Puccini treats us to a Cook's tour of la vie bohème, complete with a scene in which Musetta declares her beauty -- and her willingness to exploit it -- then double-crosses her current patron. Has true love ever run smooth? No outside forces capsize this quartet. Instead, they're done in by modern neuroses and old-fashioned jealousy.

Happily for us, Puccini is no moralist. Every theme he romanticizes, such as Rodolfo's lovelorn riffing on Mimi's occupation ("Flowers drop from her hands"), he's sure to dismantle later. The two reunite because they love each other and, as Rodolfo avers, "To be alone in winter is death." As the poet, Steven Paul Spears showed a light touch in both his acting and singing, and his performance gained in credibility and nuance as the show progressed. Lillian Sengpiehl, as Mimi, was far more comfortable with the vocal challenge than with the dramatic aspects of her role. Sengpiehl has what is perhaps the production's most polished voice, but she could not shed a persistent affect of bearing and expression, and she offers not the slightest suggestion of the flower-girl coquettishness that we are to understand has been sending poor Rodolfo into paroxysms of jealousy.
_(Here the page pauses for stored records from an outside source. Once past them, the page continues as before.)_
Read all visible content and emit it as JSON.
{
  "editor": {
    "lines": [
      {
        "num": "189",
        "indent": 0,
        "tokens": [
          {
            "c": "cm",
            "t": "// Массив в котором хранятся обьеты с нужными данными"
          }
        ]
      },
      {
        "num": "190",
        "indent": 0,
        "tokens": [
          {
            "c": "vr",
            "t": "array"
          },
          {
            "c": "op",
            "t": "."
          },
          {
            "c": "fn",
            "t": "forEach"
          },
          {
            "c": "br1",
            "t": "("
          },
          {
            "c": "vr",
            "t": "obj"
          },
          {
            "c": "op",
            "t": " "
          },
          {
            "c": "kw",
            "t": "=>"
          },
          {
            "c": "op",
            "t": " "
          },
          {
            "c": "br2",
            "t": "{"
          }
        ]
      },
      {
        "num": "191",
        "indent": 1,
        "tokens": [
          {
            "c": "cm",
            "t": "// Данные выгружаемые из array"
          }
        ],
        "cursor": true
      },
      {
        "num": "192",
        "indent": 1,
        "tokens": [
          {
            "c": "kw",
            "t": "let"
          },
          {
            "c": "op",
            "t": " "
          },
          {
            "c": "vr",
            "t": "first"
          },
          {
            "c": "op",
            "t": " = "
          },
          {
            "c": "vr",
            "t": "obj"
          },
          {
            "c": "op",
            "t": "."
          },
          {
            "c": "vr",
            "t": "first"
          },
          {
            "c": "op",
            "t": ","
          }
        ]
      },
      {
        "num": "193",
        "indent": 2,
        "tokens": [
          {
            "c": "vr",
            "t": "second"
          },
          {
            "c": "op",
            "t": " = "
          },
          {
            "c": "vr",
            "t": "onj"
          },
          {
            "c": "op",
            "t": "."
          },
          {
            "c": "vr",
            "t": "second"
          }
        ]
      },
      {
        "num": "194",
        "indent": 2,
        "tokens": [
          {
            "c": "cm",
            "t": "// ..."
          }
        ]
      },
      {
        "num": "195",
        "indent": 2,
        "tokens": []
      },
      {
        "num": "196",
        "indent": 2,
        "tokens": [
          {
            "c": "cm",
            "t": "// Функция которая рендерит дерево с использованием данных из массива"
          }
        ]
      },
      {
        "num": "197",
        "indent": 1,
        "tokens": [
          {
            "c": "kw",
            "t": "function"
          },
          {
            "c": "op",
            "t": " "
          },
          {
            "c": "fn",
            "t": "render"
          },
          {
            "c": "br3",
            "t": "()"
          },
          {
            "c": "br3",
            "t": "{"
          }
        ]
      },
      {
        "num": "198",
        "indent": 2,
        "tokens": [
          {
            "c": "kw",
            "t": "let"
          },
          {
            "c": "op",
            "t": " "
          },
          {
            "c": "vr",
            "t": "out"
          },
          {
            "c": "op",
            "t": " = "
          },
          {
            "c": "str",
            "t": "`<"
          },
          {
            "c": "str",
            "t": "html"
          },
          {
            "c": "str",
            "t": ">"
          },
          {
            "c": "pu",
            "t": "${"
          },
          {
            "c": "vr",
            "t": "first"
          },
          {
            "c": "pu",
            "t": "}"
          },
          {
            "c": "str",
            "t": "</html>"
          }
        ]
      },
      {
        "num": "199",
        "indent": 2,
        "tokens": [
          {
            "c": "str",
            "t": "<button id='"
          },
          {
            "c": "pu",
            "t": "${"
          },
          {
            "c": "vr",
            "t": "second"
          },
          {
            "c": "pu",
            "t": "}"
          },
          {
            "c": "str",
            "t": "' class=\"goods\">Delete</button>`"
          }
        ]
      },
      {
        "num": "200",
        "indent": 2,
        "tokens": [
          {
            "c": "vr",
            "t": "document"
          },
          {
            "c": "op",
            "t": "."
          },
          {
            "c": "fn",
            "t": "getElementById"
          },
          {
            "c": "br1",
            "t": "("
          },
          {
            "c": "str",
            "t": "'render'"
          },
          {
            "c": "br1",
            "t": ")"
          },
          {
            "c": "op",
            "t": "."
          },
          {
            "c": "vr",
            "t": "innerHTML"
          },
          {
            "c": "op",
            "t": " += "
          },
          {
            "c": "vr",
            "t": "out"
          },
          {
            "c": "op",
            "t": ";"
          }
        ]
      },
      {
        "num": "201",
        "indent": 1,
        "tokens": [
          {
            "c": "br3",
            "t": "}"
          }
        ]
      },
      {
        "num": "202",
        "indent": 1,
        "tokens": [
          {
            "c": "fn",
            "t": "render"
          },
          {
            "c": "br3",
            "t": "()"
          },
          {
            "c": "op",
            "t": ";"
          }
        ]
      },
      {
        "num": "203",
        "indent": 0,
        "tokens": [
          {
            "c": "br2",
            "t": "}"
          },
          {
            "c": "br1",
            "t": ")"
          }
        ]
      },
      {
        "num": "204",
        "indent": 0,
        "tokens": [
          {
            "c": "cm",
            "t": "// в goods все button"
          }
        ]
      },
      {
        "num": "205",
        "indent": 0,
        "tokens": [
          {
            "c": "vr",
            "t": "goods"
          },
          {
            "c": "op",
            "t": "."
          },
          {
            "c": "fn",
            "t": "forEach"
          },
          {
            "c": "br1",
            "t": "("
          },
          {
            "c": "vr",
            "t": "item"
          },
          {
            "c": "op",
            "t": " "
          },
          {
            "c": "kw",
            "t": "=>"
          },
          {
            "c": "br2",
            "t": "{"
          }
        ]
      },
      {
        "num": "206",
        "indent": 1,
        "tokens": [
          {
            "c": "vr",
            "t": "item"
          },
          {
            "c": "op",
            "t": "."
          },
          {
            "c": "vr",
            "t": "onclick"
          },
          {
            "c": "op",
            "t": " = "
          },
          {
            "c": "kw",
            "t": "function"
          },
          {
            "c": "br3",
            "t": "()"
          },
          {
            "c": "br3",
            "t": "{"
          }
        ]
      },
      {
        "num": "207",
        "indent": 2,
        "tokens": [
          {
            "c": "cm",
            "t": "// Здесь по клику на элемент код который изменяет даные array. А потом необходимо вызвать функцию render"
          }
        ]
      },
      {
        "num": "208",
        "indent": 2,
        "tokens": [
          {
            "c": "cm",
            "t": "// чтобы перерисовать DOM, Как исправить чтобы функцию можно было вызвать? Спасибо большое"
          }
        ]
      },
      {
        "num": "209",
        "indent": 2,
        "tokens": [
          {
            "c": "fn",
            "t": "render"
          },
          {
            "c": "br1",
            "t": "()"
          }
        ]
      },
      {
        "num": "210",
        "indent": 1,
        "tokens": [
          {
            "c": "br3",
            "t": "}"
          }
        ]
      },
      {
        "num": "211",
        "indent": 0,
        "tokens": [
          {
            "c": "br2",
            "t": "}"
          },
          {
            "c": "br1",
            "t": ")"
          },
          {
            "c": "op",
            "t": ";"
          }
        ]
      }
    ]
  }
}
This Mimi plays savvy and elegant.

Patrick Hogan's affable Marcello sang with power enough and a delightful ease, even with (as he is supposed to) a mouth full of French bread. Musetta is a dream role, and Ann Hoyt was magical throughout. Baritone Robert Reed and tenor Chris Burchett were strong in the roles of Schaunard and Colline, respectively. Much of the credit for this engaging Bohème must go to conductor Schoonover. His top-notch musicians never wandered into the territory that is so often emotion-soaked and bombastic.